War, however, is only one example of a more general condition.
As the love of liberty grows dim under socialistic suffocation, as coercion increases, the more brutal it will become. The basic methods of procedure were stated by Karl Marx, and they have been accepted, in varying degrees, by many who are not conscious of their origin. Marx was deeply interested in progress, and for him misery is a powerful instrument for gaining one’s goal. Tension and antagonism, the result of misery, are forces of progress. For this reason, a clever social planner will provoke violence and bloody conflicts. Happy men are weak, but if they can be made wretched, they can be stirred to action. Class must be played against class, and hatred must be stimulated. The economy of nations must be ruined by huge governmental expenditures that lead to bankruptcy. Demagogues, willing to be looked on as God, will deceive the people with impossible promises of freedom from want and freedom from fear.
If the Thesis of Progress is to be challenged, then we face the prospects that civilization can indeed decline. And if Mises is right that society is a result of rational human behavior then civilization is neither bound and determined to progress and nether is it bound to decline. Its rise and decline depend on the ideas that people put into action. All action is preceded by thinking; man acts in accordance with what he believes about the relationship between his acting and the world around him. Joe Salerno describes Mises’ theory of society as follows:

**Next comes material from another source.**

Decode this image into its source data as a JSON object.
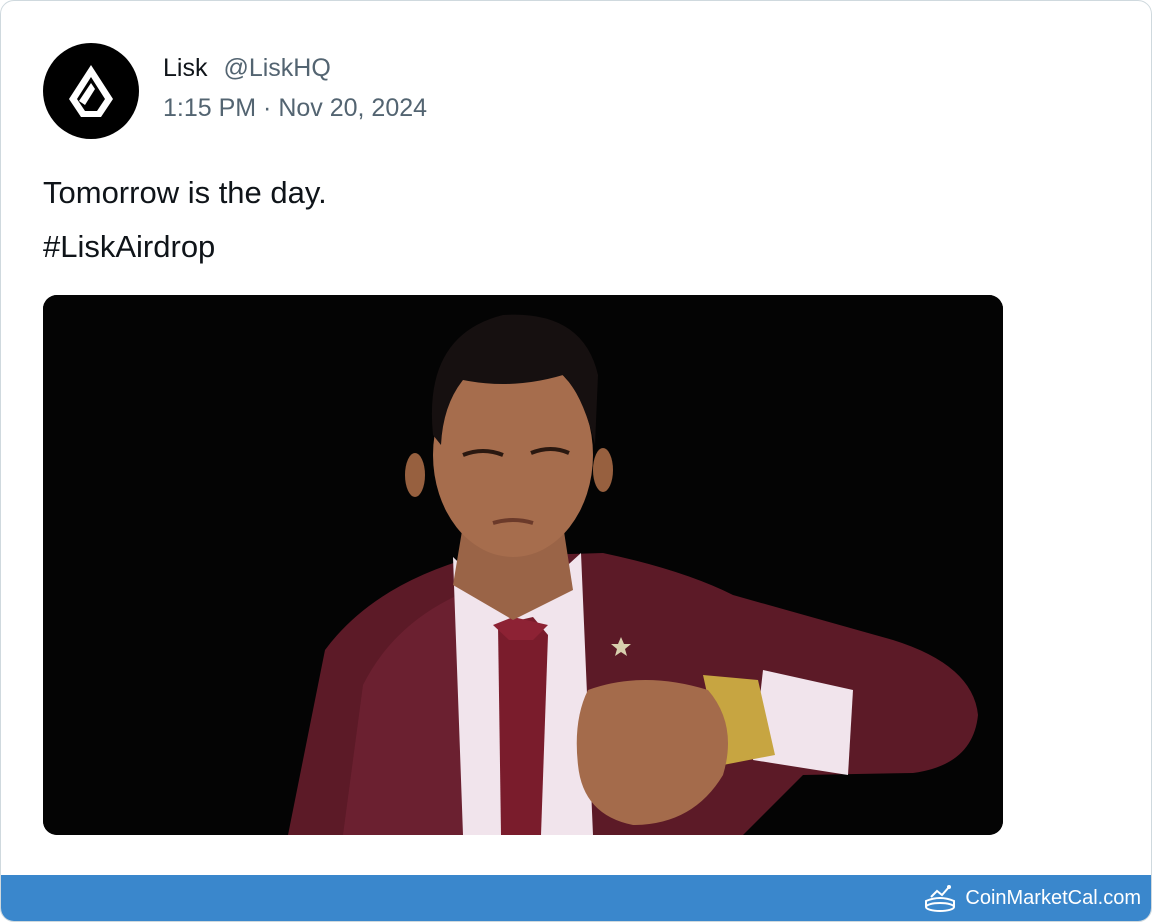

As the fruit of conscious thought and the instrument of action, Mises characterizes knowledge as having an “activistic basis.” “[K]nowledge is a tool of action. Its function is to advise man how to proceed in his endeavors to remove uneasiness.”
Mises defines society as “concerted action” or “cooperation” among human beings that is “the outcome of conscious and purposeful behavior.” As such, society is a consciously-devised “strategy,” “a man-made mode of acting” in the war against scarcity. Society is therefore a product of human reason and volition: “Reason has demonstrated that, for man, the most adequate means for improving his condition is social cooperation and division of labor. They are man’s foremost tool in his struggle for survival.”
Mises writes: “Human society is an intellectual and spiritual phenomenon. It is the outcome of a purposeful utilization of a universal law determining cosmic becoming, viz., the higher productivity of the division of labor. As with every instance of action, the recognition of the laws of nature are put into the service of man’s efforts to improve his conditions.”
Thus, the decline of the west, the result of which surrounds us, is not inevitable and it is not forever.
The masses favour socialism because they trust the socialist propaganda of the intellectuals. The intellectuals, not the populace, are moulding public opinion. It is a lame excuse of the intellectuals that they must yield to the masses. They themselves have generated the socialist ideas and indoctrinated the masses with them.
The intellectual leaders of the peoples have produced and propagated the fallacies which are on the point of destroying liberty and Western civilization. The intellectuals alone are responsible for the mass slaughters which are the characteristic mark of our century. They alone can reverse the trend and pave the way for a resurrection of freedom.
Not mythical “material productive forces,” but reason and ideas determine the course of human affairs. What is needed to stop the trend towards socialism and despotism is common sense and moral courage.